The Vaults of Erowid
Erowid’s repute as a go-to source to uncover moderated information on just about any entheogenic substance, plant or otherwise, doesn’t disappoint when it comes to iowaska.
Here you’ll find everything from general information, research, law and spiritual use to non-english resources, experience reports, making yagé and more. Erowid’s collection of iowaska related media is sure to enhance your understanding of what is currently known about this mysterious concoction.
You can get lost in the Vault here: http://www.erowid.org/chemicals/ayahuasca/
SpiritQuest Reference Library

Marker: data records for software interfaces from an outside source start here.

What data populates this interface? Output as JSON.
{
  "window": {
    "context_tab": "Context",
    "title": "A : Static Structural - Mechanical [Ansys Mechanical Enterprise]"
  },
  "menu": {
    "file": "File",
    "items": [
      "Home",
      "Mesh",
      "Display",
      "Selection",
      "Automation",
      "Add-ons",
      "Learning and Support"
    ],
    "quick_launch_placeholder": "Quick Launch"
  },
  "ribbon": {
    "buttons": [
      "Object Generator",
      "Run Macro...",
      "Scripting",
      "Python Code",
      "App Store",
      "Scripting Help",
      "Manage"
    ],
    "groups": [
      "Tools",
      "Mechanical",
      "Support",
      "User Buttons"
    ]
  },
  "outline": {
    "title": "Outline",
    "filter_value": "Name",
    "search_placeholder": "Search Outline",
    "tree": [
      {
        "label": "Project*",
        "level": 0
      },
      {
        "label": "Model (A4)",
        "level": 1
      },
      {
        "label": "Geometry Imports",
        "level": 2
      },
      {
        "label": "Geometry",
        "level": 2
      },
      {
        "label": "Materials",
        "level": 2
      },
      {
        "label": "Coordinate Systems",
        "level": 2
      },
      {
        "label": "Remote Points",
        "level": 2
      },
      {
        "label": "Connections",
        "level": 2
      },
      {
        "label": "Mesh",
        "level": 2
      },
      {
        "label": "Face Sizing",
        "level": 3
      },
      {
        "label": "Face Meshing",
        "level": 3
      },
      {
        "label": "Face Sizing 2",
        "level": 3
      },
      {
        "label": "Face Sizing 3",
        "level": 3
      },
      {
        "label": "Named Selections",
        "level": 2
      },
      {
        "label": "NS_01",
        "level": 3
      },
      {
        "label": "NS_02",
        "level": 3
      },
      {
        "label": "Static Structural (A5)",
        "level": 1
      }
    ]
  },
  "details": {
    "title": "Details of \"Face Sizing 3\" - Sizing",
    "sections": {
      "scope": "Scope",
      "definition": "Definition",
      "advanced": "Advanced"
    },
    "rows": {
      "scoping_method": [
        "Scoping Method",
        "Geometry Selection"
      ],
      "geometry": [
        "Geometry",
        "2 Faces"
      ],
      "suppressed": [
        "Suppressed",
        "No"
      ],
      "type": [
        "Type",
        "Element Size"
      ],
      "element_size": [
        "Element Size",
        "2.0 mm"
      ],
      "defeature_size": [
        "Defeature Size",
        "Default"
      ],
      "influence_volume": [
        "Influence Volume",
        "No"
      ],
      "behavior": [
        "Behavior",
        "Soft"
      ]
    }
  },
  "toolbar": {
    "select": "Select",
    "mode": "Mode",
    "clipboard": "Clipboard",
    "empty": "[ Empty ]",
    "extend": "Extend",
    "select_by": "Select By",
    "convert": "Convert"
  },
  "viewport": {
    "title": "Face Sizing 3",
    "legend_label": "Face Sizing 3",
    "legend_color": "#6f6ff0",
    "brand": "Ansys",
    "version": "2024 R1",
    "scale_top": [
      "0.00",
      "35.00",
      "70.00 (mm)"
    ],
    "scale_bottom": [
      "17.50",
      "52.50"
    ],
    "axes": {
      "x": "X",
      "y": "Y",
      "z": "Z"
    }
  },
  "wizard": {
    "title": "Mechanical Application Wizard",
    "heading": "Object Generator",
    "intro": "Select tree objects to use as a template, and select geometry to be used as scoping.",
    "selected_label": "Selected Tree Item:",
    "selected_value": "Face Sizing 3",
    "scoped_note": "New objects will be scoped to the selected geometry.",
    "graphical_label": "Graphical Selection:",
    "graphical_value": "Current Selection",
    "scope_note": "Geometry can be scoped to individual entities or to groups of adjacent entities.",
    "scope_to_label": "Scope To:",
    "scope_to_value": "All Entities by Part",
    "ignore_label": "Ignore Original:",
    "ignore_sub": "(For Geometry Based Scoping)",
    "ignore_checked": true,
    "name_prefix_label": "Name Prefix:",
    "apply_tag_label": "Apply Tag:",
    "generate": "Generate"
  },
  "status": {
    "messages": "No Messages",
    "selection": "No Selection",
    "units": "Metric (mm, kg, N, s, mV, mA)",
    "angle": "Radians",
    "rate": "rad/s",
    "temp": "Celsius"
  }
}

The SpiritQuest Reference Library is a collection of writings and links to all things about this enthralling plant medicine, including shamanism.

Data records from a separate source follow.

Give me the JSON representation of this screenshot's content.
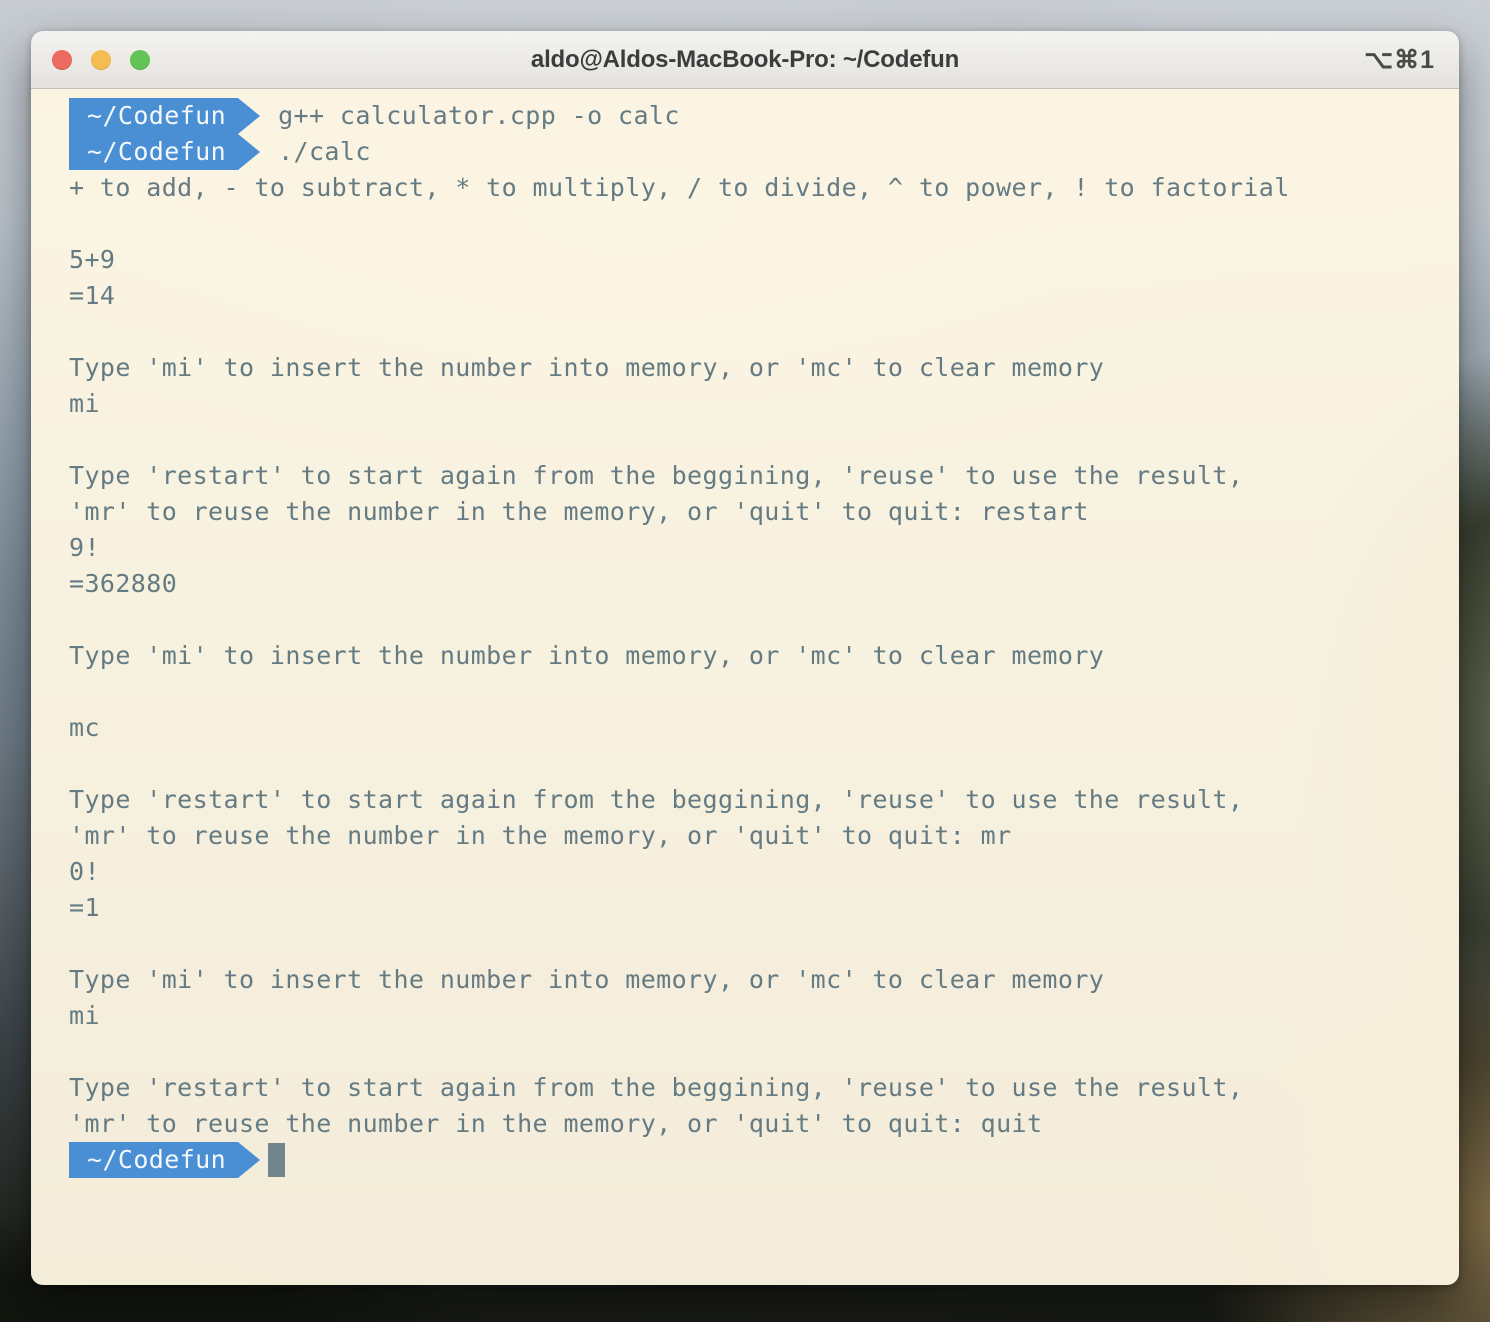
{
  "window": {
    "title": "aldo@Aldos-MacBook-Pro: ~/Codefun",
    "shortcut": "⌥⌘1",
    "traffic_lights": {
      "close_label": "close-window",
      "minimize_label": "minimize-window",
      "zoom_label": "zoom-window"
    },
    "colors": {
      "titlebar_bg": "#ECEAE6",
      "terminal_bg": "#FDF6E3",
      "terminal_text": "#657B83",
      "prompt_badge_bg": "#4A8FD4",
      "prompt_badge_text": "#F4F8FB",
      "cursor": "#73858C",
      "close": "#EC6A5F",
      "minimize": "#F4BD4F",
      "zoom": "#61C454"
    }
  },
  "terminal": {
    "prompt_label": "~/Codefun",
    "lines": [
      {
        "type": "prompt",
        "prompt": "~/Codefun",
        "command": "g++ calculator.cpp -o calc"
      },
      {
        "type": "prompt",
        "prompt": "~/Codefun",
        "command": "./calc"
      },
      {
        "type": "output",
        "text": "+ to add, - to subtract, * to multiply, / to divide, ^ to power, ! to factorial"
      },
      {
        "type": "output",
        "text": ""
      },
      {
        "type": "output",
        "text": "5+9"
      },
      {
        "type": "output",
        "text": "=14"
      },
      {
        "type": "output",
        "text": ""
      },
      {
        "type": "output",
        "text": "Type 'mi' to insert the number into memory, or 'mc' to clear memory"
      },
      {
        "type": "output",
        "text": "mi"
      },
      {
        "type": "output",
        "text": ""
      },
      {
        "type": "output",
        "text": "Type 'restart' to start again from the beggining, 'reuse' to use the result,"
      },
      {
        "type": "output",
        "text": "'mr' to reuse the number in the memory, or 'quit' to quit: restart"
      },
      {
        "type": "output",
        "text": "9!"
      },
      {
        "type": "output",
        "text": "=362880"
      },
      {
        "type": "output",
        "text": ""
      },
      {
        "type": "output",
        "text": "Type 'mi' to insert the number into memory, or 'mc' to clear memory"
      },
      {
        "type": "output",
        "text": ""
      },
      {
        "type": "output",
        "text": "mc"
      },
      {
        "type": "output",
        "text": ""
      },
      {
        "type": "output",
        "text": "Type 'restart' to start again from the beggining, 'reuse' to use the result,"
      },
      {
        "type": "output",
        "text": "'mr' to reuse the number in the memory, or 'quit' to quit: mr"
      },
      {
        "type": "output",
        "text": "0!"
      },
      {
        "type": "output",
        "text": "=1"
      },
      {
        "type": "output",
        "text": ""
      },
      {
        "type": "output",
        "text": "Type 'mi' to insert the number into memory, or 'mc' to clear memory"
      },
      {
        "type": "output",
        "text": "mi"
      },
      {
        "type": "output",
        "text": ""
      },
      {
        "type": "output",
        "text": "Type 'restart' to start again from the beggining, 'reuse' to use the result,"
      },
      {
        "type": "output",
        "text": "'mr' to reuse the number in the memory, or 'quit' to quit: quit"
      },
      {
        "type": "prompt",
        "prompt": "~/Codefun",
        "command": "",
        "cursor": true
      }
    ]
  }
}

There are articles like, “Ayahuasca Goes to Court” and “A Selected Bibliography of Ayahuasca Readings“, though, unlike the MAPS bibliography (see above), SpiritQuest’s bibliography is only a list of books, the book publishers, and the year printed–there are no links to where you can find out more and purchase the books–like the list we have compiled of recommended Yajé Books.

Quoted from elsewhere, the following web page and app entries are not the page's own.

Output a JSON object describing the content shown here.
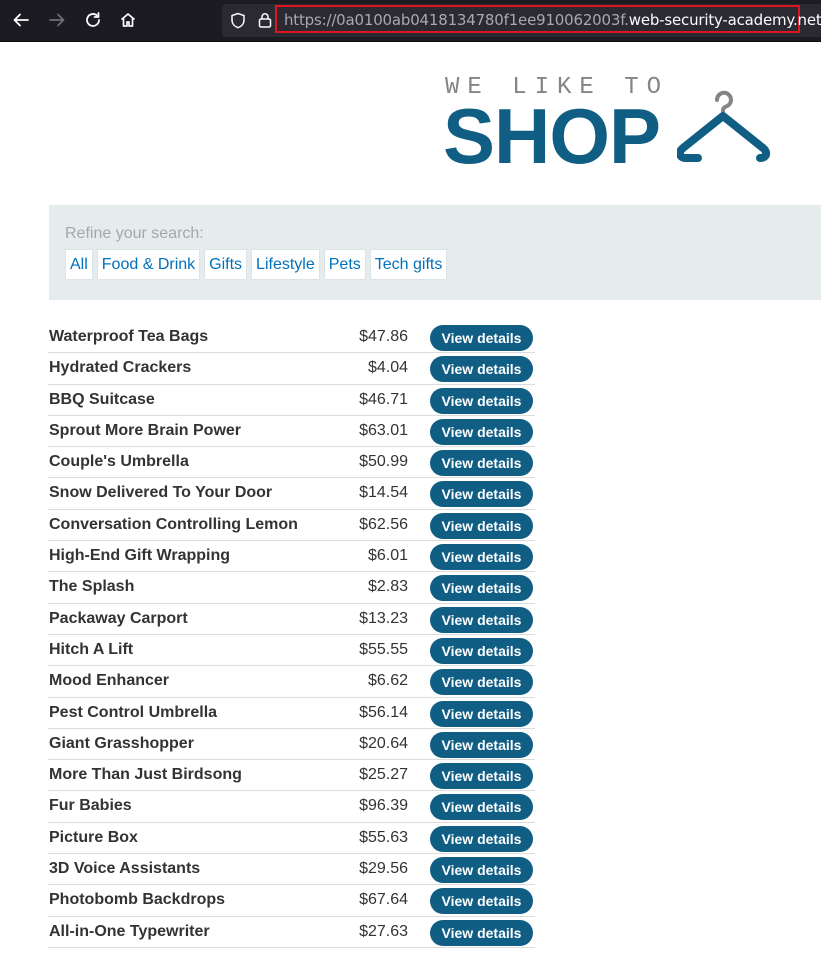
{
  "browser": {
    "url_prefix": "https://0a0100ab0418134780f1ee910062003f.",
    "url_host": "web-security-academy.net",
    "icons": [
      "back-arrow-icon",
      "forward-arrow-icon",
      "reload-icon",
      "home-icon",
      "shield-icon",
      "lock-icon"
    ]
  },
  "logo": {
    "small_text": "WE LIKE TO",
    "big_text": "SHOP",
    "icon": "hanger-icon",
    "color": "#115e85"
  },
  "filter": {
    "label": "Refine your search:",
    "categories": [
      "All",
      "Food & Drink",
      "Gifts",
      "Lifestyle",
      "Pets",
      "Tech gifts"
    ]
  },
  "button_label": "View details",
  "products": [
    {
      "name": "Waterproof Tea Bags",
      "price": "$47.86"
    },
    {
      "name": "Hydrated Crackers",
      "price": "$4.04"
    },
    {
      "name": "BBQ Suitcase",
      "price": "$46.71"
    },
    {
      "name": "Sprout More Brain Power",
      "price": "$63.01"
    },
    {
      "name": "Couple's Umbrella",
      "price": "$50.99"
    },
    {
      "name": "Snow Delivered To Your Door",
      "price": "$14.54"
    },
    {
      "name": "Conversation Controlling Lemon",
      "price": "$62.56"
    },
    {
      "name": "High-End Gift Wrapping",
      "price": "$6.01"
    },
    {
      "name": "The Splash",
      "price": "$2.83"
    },
    {
      "name": "Packaway Carport",
      "price": "$13.23"
    },
    {
      "name": "Hitch A Lift",
      "price": "$55.55"
    },
    {
      "name": "Mood Enhancer",
      "price": "$6.62"
    },
    {
      "name": "Pest Control Umbrella",
      "price": "$56.14"
    },
    {
      "name": "Giant Grasshopper",
      "price": "$20.64"
    },
    {
      "name": "More Than Just Birdsong",
      "price": "$25.27"
    },
    {
      "name": "Fur Babies",
      "price": "$96.39"
    },
    {
      "name": "Picture Box",
      "price": "$55.63"
    },
    {
      "name": "3D Voice Assistants",
      "price": "$29.56"
    },
    {
      "name": "Photobomb Backdrops",
      "price": "$67.64"
    },
    {
      "name": "All-in-One Typewriter",
      "price": "$27.63"
    }
  ]
}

You’ll find the layout of the SpiritQuest Reference Library page to be clunky, but dig in and you will be rewarded with lots of useful information–like “An Ethnobotanical Perspective on Ayahuasca” by Richard Evans Schultes.
These are just two example of the valuable reading you’ll find available on the SpiritQuest Reference Library page, unearth the hidden gems waiting your discovery at the SpiritQuest Reference Library here: http://www.biopark.org/peru/Amazon-library-ethnobotany.html
Homepage of the Amazonian Great Medicine
This site bills itself as a, “A multidisciplinary project devoted to the Spirit Vine Ayahuasca.” There are multiple categories you can explore relating to yagé, including: the Amazon, a general introduction to aya, yajé inspired art and music, spiritual and healing dimensions, research studies on the medicine, and even, a community forum. Contributors to the yagé meme on this site include some well-known entheogenic explorers such as, Dennis McKenna, Steve Beyer and Morgan Maher.
One of the best things about this site, it is available in English, Dutch, German, Spanish, French and Portuguese; which goes to show, iowaska has been making inroads into cultures outside the Amazon and around the world.
Moreover, there is enough quality content and links on this site to keep you occupied for a few afternoons–you will find a good roundup of some Recipes, a collection of Hoasca .pdf articles, experience reports and an extensive link library to name a few of the highlights you are sure to find useful on this site.
Go deeper down the rabbit hole as you explore all that is available on the excellent resource that is www.ayahuasca-info.com.
Deoxy Ayahuasca and Shamanism
Deoxy.org–short for the deoxyribonucleic hyperdimension, which has been accumulating content since 1993–serves as a portal to many underground topics. With a depth and breadth of mind-bending quantity and quality–this site will pull you in, send you down some meandering pathways and leave you with a few new perspectives at the end of road.
The ayahuasca-shamanic focused page contains dozens of links to yagé themed articles; 214 unique videos about the psychedelic medicine, shamanism and icaros; links to audio files, where you can listen to icaros; and, more–you’re sure to uncover something you’ve never imagined here: http://deoxy.org/shaman.htm#aya.
No resource list can be complete without mentioning Wikipedia.
Wikipedia’s yagé page can serve as a starting point to get a general overview about the long history of iowaska. Yet, the real value Wikipedia offers you are the links provided in the notes and reference sections toward the bottom of the page.
At last count the section titled Documentary films about ayahuasca referenced 19 films that involve ayahuasca in some way.